This life is about satisfaction. About enjoying the simple acts of life and love. When was the last time you felt content? That you did not feel pushed to provide the NEXT something.....? 



  1. I don't know that I've ever felt relieved of that pressure, though admittedly much of it is self-created. I've never been good at being settled into life physically or mentally. And I'm pretty sure that has been both a source of great joy and sorrow in my life. Thanks for sharing and reminding me that I should give contentment a try.

    1. EJ--You are absolutely correct. Anything we choose to suffer from is self-created, self-inflicted, or self-allowed. Free will is a lovely gift.....but one that is not always easy to wield with grace and intention. And we unfortunately get sucked into the herd mentality by nature of being a human living within a society. Thanks for sharing!!

  2. HJ, you have captured my life contentment. It is so wonderful to just be happy and excited in what one is doing - liking ones work and friends. My only two concerns are money security and my health. I enjoy four wonderful!!!!! children and living and working in the 17 hundreds. Thanks for blog entry! One of your best!!!

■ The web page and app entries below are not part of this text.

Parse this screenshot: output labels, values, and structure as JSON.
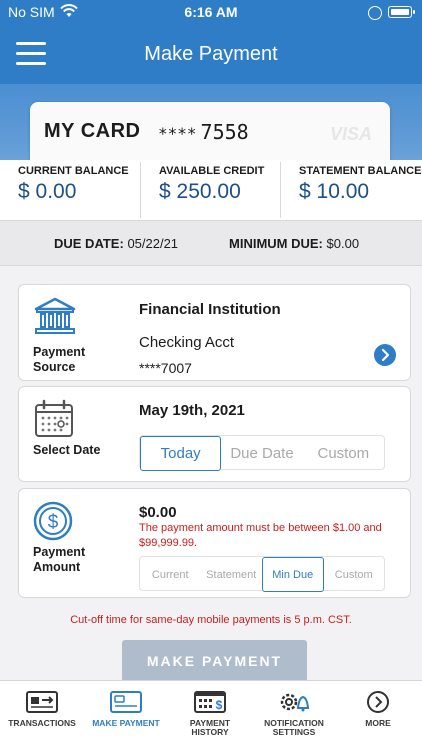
{
  "status": {
    "carrier": "No SIM",
    "time": "6:16 AM"
  },
  "nav": {
    "title": "Make Payment"
  },
  "card": {
    "name": "MY CARD",
    "mask": "****",
    "last4": "7558",
    "brand": "VISA"
  },
  "balances": [
    {
      "label": "CURRENT BALANCE",
      "value": "$ 0.00"
    },
    {
      "label": "AVAILABLE CREDIT",
      "value": "$ 250.00"
    },
    {
      "label": "STATEMENT BALANCE",
      "value": "$ 10.00"
    }
  ],
  "due": {
    "due_label": "DUE DATE:",
    "due_value": "05/22/21",
    "min_label": "MINIMUM DUE:",
    "min_value": "$0.00"
  },
  "source": {
    "label": "Payment Source",
    "heading": "Financial Institution",
    "account": "Checking Acct",
    "account_num": "****7007"
  },
  "date": {
    "label": "Select Date",
    "heading": "May 19th, 2021",
    "options": [
      "Today",
      "Due Date",
      "Custom"
    ],
    "selected": "Today"
  },
  "amount": {
    "label": "Payment Amount",
    "value": "$0.00",
    "error": "The payment amount must be between $1.00 and $99,999.99.",
    "options": [
      "Current",
      "Statement",
      "Min Due",
      "Custom"
    ],
    "selected": "Min Due"
  },
  "cutoff": "Cut-off time for same-day mobile payments is 5 p.m. CST.",
  "pay_button": "MAKE PAYMENT",
  "tabs": [
    {
      "label": "TRANSACTIONS",
      "icon": "transactions-icon"
    },
    {
      "label": "MAKE PAYMENT",
      "icon": "card-icon"
    },
    {
      "label": "PAYMENT HISTORY",
      "icon": "calendar-dollar-icon"
    },
    {
      "label": "NOTIFICATION SETTINGS",
      "icon": "gear-bell-icon"
    },
    {
      "label": "MORE",
      "icon": "chevron-right-circle-icon"
    }
  ],
  "colors": {
    "primary": "#2f7dc6",
    "error": "#c81e1e",
    "balance_text": "#1e4f8a",
    "button_disabled": "#aebccb"
  }
}
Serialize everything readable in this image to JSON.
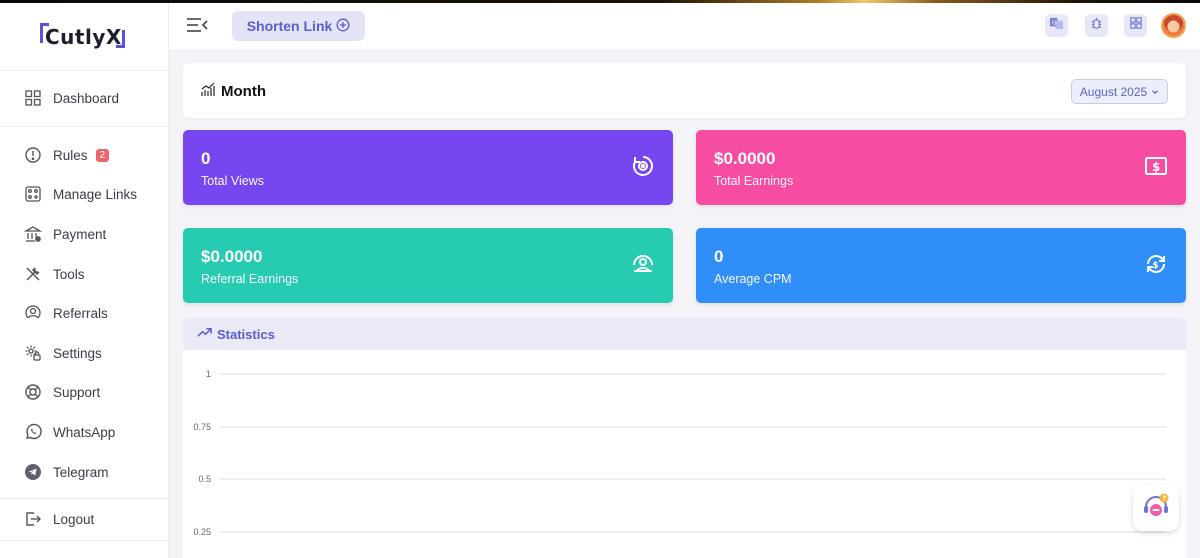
{
  "brand": {
    "logo_text": "CutlyX",
    "accent": "#5b50e0"
  },
  "sidebar": {
    "items": [
      {
        "label": "Dashboard",
        "icon": "dashboard-grid-icon"
      },
      {
        "label": "Rules",
        "icon": "alert-circle-icon",
        "badge": "2"
      },
      {
        "label": "Manage Links",
        "icon": "links-icon"
      },
      {
        "label": "Payment",
        "icon": "bank-icon"
      },
      {
        "label": "Tools",
        "icon": "tools-icon"
      },
      {
        "label": "Referrals",
        "icon": "referrals-icon"
      },
      {
        "label": "Settings",
        "icon": "settings-icon"
      },
      {
        "label": "Support",
        "icon": "lifebuoy-icon"
      },
      {
        "label": "WhatsApp",
        "icon": "whatsapp-icon"
      },
      {
        "label": "Telegram",
        "icon": "telegram-icon"
      },
      {
        "label": "Logout",
        "icon": "logout-icon"
      }
    ]
  },
  "header": {
    "shorten_label": "Shorten Link",
    "icons": [
      "translate-icon",
      "bug-icon",
      "apps-grid-icon"
    ]
  },
  "month_card": {
    "title": "Month",
    "selected_month": "August 2025"
  },
  "stats": [
    {
      "value": "0",
      "label": "Total Views",
      "color": "#7646f0",
      "icon": "views-icon"
    },
    {
      "value": "$0.0000",
      "label": "Total Earnings",
      "color": "#f64ca2",
      "icon": "dollar-note-icon"
    },
    {
      "value": "$0.0000",
      "label": "Referral Earnings",
      "color": "#27cbb2",
      "icon": "referral-group-icon"
    },
    {
      "value": "0",
      "label": "Average CPM",
      "color": "#2f8ef8",
      "icon": "dollar-refresh-icon"
    }
  ],
  "statistics": {
    "title": "Statistics",
    "y_ticks": [
      "1",
      "0.75",
      "0.5",
      "0.25"
    ]
  }
}
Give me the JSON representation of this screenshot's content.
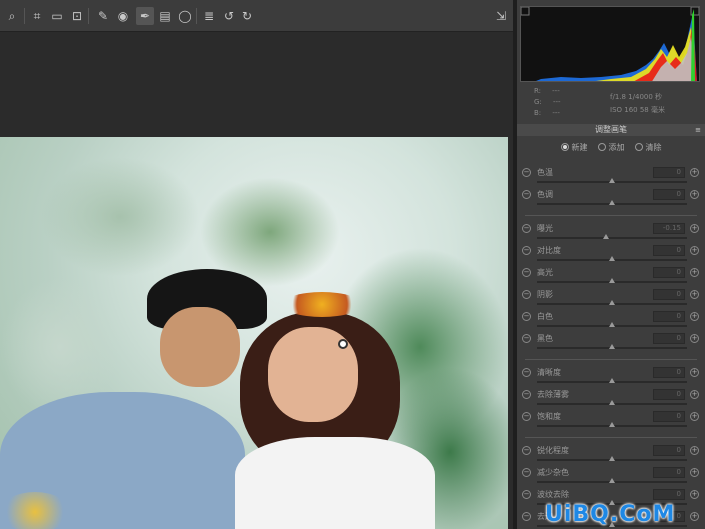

    1. Thanks, Mom! Yes, it is a great space to live within. I am loving this life in Mongolia with Zorig & Enji. Thanks for supporting me every step of the journey to get here. Love you.